Repairing the ‘almost perfect tear’ or ACL Preservation: After a few years of doing ACL Primary Repairs, my patients were doing so well and recovering so much quicker than normal ACL reconstructions, that I became frustrated when I thought the patient had the ‘perfect tear,’ when in reality it was an ‘almost perfect tear.’ When a patient experiences a tear that is ‘almost perfect’ but doesn’t quite reach back to the bone, I change my technique slightly. I still preserve as much of the native ACL as I can by repairing it, but then I add a small graft that is placed in the center of the old ligament to preserve the ACL and simply bridge the gap between the remnant and the bone. Because I save the majority of the native ligament, I don’t need to use a large graft like in a reconstruction. Close to 30% of my ACL patients qualify for this procedure. I refer to this surgical option as the ‘medium’ ACL surgery and these patients also get back in the game sooner! Again, if the knee is reinjured at a later date, a straightforward reconstruction can be performed to address the new injury because of this conservative approach. Time is also of the essence here, and patients should try and be evaluated as soon as possible after their injury. Being conservative, this approach is also great for children with growing bones.

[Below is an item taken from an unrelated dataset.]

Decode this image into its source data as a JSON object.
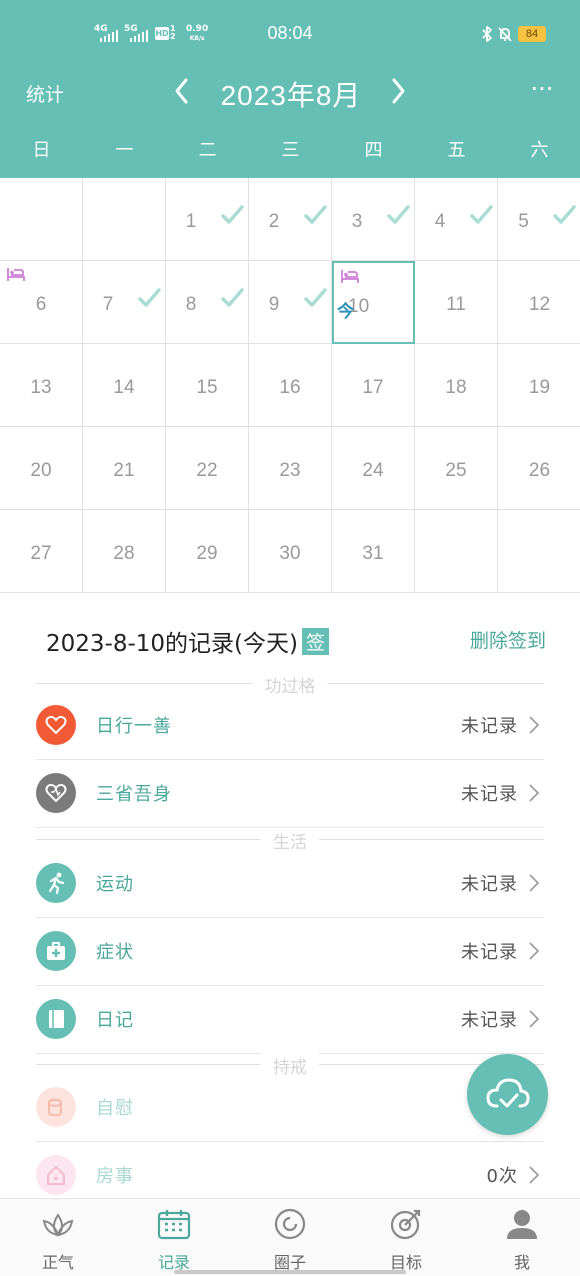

Dealing with the ‘no so perfect’ ACL tear or ACL Reconstruction: This is one of the final, straight forward, options in my surgical bag of tricks and I try to use it as a last resort. I refer to this surgical option as the ‘large’ ACL surgery, and recovery times are generally longer. However, remember this is the first and only resort for the absolute majority of other ACL surgeons worldwide! I use this option when the ACL tear is right in the middle and the tissue is too destroyed to try and preserve it. In this case, ACL reconstruction, using a large graft, either autograft (from the patient) or allograft (from a cadaver), is necessary. If the knee is reinjured at a later date, revision surgery can be quite complicated due to the more invasive nature of the initial surgery. These patients definitely get back in the game; it just takes a bit longer. Approximately 50% of my patients need to have a reconstruction to address their ACL injury.
I developed this unique, customized approach to ACL surgery over my first fifteen years in practice because I wasn’t happy with the standard ‘one size fits all’ approach of reconstruction for everyone, and all injury types. Reconstruction sacrifices all of the native tissues, is ‘big’ surgery, and, in my opinion, is not necessary for close to half of my patients. By addressing the unique needs and injury patterns of my patients on a case-by-case basis with personalized surgery, I guess I am like a custom tailor for their knees.